REQUIRED ACTION =>
What lines of the material hold the string "JSON"? Pull each of them out.

DATASET RECORDS =>

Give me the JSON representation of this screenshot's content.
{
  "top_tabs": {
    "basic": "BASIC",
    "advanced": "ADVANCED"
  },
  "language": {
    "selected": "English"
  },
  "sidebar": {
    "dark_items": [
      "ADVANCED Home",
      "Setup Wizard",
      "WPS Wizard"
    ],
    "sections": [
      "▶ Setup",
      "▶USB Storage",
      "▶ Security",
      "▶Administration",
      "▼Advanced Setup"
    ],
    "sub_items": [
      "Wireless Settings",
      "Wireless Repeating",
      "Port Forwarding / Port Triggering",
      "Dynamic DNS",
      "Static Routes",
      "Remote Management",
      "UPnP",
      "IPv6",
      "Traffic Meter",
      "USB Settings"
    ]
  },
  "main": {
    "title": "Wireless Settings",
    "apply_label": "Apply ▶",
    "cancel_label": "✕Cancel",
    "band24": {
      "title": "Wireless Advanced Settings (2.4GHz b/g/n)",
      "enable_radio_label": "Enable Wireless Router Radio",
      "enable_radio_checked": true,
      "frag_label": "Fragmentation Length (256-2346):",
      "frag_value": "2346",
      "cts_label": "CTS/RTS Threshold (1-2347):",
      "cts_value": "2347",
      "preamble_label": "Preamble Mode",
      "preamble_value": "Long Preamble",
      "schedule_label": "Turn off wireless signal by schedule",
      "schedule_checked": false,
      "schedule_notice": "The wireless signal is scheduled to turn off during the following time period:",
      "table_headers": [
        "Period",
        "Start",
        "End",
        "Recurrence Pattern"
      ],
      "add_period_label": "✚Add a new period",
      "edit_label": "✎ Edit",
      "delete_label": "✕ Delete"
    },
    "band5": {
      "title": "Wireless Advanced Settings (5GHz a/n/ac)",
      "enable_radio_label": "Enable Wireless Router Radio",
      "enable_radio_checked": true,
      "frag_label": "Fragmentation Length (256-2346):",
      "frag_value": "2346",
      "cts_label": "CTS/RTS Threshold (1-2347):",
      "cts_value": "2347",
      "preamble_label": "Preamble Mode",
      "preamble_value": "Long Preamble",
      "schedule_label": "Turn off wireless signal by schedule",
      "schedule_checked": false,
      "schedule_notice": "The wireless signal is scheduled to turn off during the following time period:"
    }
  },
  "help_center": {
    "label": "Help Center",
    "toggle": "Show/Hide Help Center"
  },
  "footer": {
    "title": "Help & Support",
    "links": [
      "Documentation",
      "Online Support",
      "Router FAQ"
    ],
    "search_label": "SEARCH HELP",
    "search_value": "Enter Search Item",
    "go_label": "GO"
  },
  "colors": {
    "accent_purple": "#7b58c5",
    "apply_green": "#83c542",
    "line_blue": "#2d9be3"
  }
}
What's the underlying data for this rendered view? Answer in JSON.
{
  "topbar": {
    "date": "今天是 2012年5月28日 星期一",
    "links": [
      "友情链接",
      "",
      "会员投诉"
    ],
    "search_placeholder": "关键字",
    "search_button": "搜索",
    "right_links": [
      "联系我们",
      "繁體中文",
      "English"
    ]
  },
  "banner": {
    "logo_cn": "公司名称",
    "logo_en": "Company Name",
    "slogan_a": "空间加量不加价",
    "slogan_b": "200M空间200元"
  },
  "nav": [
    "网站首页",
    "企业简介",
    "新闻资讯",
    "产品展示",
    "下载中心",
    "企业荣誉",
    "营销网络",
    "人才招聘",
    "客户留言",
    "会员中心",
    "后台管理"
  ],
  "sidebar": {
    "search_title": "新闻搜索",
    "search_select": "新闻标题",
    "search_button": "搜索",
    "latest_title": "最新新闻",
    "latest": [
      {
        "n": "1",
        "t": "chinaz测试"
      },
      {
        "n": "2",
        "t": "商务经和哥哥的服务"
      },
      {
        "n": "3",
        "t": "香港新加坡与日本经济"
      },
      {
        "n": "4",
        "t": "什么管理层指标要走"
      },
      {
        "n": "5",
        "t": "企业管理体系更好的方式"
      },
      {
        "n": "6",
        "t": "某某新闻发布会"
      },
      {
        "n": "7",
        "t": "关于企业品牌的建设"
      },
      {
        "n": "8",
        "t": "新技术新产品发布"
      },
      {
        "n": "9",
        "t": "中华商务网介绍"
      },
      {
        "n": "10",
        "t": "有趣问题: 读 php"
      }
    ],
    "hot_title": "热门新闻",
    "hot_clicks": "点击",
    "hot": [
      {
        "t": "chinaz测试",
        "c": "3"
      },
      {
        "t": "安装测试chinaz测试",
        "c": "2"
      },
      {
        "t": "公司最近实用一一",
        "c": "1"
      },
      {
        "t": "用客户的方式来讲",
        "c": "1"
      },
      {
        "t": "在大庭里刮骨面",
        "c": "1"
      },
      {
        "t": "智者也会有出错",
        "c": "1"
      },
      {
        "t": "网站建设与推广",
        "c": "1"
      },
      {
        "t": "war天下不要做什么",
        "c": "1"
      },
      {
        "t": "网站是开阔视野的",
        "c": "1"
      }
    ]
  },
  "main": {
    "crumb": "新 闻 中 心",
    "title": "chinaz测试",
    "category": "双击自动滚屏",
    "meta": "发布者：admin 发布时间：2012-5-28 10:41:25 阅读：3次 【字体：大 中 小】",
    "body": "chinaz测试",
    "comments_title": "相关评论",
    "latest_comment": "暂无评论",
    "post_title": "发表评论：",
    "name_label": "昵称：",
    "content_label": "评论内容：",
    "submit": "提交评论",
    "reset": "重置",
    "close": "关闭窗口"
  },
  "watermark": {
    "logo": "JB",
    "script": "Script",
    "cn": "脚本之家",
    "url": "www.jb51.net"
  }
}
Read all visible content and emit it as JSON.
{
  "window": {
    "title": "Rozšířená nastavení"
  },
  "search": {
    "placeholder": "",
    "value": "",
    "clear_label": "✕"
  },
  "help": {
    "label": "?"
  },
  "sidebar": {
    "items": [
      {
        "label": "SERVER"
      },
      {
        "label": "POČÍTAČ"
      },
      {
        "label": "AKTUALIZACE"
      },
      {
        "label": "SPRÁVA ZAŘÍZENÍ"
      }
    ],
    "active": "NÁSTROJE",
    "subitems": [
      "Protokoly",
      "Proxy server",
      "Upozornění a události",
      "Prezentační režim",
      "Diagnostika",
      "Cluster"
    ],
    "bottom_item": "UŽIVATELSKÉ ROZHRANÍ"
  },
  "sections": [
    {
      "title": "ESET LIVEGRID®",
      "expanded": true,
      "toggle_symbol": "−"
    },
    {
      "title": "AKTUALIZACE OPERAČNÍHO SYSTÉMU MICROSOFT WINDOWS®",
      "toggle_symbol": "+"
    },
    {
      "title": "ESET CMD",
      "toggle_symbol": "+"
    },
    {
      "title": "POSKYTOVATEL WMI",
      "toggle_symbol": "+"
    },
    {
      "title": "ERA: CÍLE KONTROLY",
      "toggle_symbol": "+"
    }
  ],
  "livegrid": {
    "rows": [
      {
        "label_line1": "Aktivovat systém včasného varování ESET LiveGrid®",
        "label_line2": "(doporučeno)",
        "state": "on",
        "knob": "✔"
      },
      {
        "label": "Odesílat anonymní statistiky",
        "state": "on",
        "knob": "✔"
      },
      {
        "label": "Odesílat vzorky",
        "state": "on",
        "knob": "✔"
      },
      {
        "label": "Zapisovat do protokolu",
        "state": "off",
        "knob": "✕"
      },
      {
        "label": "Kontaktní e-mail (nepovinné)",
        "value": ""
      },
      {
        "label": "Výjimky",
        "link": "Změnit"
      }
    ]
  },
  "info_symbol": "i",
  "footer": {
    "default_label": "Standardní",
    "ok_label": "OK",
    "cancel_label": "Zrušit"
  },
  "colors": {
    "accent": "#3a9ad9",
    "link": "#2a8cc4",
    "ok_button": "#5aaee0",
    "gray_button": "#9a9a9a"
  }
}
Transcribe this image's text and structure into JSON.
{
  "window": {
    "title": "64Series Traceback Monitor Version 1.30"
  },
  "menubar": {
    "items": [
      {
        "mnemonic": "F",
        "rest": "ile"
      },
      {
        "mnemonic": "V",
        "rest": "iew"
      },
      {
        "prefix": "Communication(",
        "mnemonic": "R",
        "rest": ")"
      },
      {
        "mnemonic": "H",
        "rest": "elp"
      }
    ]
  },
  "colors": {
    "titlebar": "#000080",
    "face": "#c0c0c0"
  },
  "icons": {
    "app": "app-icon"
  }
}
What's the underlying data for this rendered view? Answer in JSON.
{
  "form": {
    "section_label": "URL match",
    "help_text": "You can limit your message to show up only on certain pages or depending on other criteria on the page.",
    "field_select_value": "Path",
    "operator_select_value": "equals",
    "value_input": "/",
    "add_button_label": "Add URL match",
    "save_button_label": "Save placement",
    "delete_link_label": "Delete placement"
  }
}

RESPONSE TO THE TASK =>
Give me the JSON representation of this screenshot's content.
What's the underlying data for this rendered view? Answer in JSON.
Read all visible content and emit it as JSON.
Transcribe this image's text and structure into JSON.
What's the underlying data for this rendered view? Answer in JSON.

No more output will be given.